> [What is needed] Where in the entries below does "Onion" appear? Copy every line that has it.

> [Material provided]

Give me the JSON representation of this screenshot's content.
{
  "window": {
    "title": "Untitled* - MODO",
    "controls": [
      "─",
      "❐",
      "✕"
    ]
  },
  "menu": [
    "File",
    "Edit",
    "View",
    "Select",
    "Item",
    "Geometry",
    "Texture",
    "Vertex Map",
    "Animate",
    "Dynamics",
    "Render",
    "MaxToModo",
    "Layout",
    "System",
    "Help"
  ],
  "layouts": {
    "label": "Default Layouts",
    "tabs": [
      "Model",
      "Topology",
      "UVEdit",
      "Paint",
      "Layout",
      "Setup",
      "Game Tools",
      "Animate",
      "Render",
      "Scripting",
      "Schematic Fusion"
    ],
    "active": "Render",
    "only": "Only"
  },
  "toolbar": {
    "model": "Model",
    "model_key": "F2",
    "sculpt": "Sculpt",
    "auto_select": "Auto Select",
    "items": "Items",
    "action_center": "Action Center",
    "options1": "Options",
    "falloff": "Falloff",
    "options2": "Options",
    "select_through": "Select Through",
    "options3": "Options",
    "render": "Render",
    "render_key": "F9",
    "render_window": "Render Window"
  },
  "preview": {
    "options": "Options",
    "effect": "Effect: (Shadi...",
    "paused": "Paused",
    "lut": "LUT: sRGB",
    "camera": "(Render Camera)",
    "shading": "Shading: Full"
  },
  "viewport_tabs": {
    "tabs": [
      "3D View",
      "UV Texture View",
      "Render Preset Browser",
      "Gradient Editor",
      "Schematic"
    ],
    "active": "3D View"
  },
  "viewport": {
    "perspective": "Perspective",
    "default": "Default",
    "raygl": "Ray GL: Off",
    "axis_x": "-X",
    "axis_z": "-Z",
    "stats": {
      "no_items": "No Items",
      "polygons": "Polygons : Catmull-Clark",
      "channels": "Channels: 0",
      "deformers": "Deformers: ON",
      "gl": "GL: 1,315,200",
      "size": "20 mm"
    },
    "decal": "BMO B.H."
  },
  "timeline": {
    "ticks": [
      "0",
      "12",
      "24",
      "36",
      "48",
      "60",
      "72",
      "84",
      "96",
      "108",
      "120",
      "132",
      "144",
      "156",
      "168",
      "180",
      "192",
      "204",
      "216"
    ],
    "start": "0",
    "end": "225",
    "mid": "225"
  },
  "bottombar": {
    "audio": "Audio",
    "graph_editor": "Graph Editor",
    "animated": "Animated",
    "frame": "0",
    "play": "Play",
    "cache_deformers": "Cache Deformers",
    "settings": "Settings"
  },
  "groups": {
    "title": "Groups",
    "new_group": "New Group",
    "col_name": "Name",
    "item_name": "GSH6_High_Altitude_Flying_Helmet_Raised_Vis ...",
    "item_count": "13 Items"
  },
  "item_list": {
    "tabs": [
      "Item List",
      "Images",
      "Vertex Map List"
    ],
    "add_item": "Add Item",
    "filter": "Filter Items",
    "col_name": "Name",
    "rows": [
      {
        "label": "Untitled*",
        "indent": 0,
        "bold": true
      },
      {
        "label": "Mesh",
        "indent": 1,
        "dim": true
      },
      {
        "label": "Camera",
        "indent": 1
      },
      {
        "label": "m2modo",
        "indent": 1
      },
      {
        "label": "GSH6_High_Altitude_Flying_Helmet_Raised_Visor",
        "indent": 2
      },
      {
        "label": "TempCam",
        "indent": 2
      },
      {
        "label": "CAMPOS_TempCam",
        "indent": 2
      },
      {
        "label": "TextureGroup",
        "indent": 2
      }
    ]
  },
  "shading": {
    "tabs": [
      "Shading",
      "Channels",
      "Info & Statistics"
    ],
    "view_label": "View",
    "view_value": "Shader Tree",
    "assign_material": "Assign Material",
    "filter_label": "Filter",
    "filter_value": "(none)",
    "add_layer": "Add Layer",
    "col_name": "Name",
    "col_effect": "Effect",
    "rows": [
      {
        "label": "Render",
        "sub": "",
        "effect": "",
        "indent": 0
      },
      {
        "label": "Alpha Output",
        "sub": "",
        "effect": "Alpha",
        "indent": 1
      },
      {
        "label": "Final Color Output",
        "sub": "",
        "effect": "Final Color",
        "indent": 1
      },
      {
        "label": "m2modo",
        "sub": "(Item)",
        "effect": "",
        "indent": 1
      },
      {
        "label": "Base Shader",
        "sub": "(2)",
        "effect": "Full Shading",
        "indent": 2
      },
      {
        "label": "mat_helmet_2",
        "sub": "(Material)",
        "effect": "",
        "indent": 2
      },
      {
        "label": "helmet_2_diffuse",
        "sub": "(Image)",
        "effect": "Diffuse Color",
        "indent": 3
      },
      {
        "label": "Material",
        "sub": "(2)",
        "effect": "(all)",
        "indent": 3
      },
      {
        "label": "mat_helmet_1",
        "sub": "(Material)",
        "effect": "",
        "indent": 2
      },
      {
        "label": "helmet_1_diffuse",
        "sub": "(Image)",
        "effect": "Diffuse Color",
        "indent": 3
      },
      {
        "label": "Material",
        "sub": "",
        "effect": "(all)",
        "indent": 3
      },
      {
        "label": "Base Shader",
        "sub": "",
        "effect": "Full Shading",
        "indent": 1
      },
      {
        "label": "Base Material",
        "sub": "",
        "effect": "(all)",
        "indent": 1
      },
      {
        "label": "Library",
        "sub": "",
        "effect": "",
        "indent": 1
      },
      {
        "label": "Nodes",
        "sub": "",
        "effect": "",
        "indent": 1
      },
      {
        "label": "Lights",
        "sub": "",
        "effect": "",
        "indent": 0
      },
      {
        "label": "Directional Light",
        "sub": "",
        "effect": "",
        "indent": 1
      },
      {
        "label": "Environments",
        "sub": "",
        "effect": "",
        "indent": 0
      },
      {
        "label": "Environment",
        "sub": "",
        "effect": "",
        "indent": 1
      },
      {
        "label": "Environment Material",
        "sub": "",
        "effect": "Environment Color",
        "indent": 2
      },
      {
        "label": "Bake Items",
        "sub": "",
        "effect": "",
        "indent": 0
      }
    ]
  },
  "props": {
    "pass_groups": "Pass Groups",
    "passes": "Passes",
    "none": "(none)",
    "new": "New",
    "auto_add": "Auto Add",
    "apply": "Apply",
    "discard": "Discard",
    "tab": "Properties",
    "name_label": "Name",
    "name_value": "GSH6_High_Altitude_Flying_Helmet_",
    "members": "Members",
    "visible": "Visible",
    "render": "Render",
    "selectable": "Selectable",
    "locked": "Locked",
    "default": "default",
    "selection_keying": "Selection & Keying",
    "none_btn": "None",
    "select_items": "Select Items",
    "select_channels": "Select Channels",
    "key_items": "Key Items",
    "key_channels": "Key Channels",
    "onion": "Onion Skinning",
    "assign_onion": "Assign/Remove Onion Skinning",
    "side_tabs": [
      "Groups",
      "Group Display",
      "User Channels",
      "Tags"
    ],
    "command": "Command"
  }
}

> [Answer to this problem]
    "onion": "Onion Skinning",
    "assign_onion": "Assign/Remove Onion Skinning",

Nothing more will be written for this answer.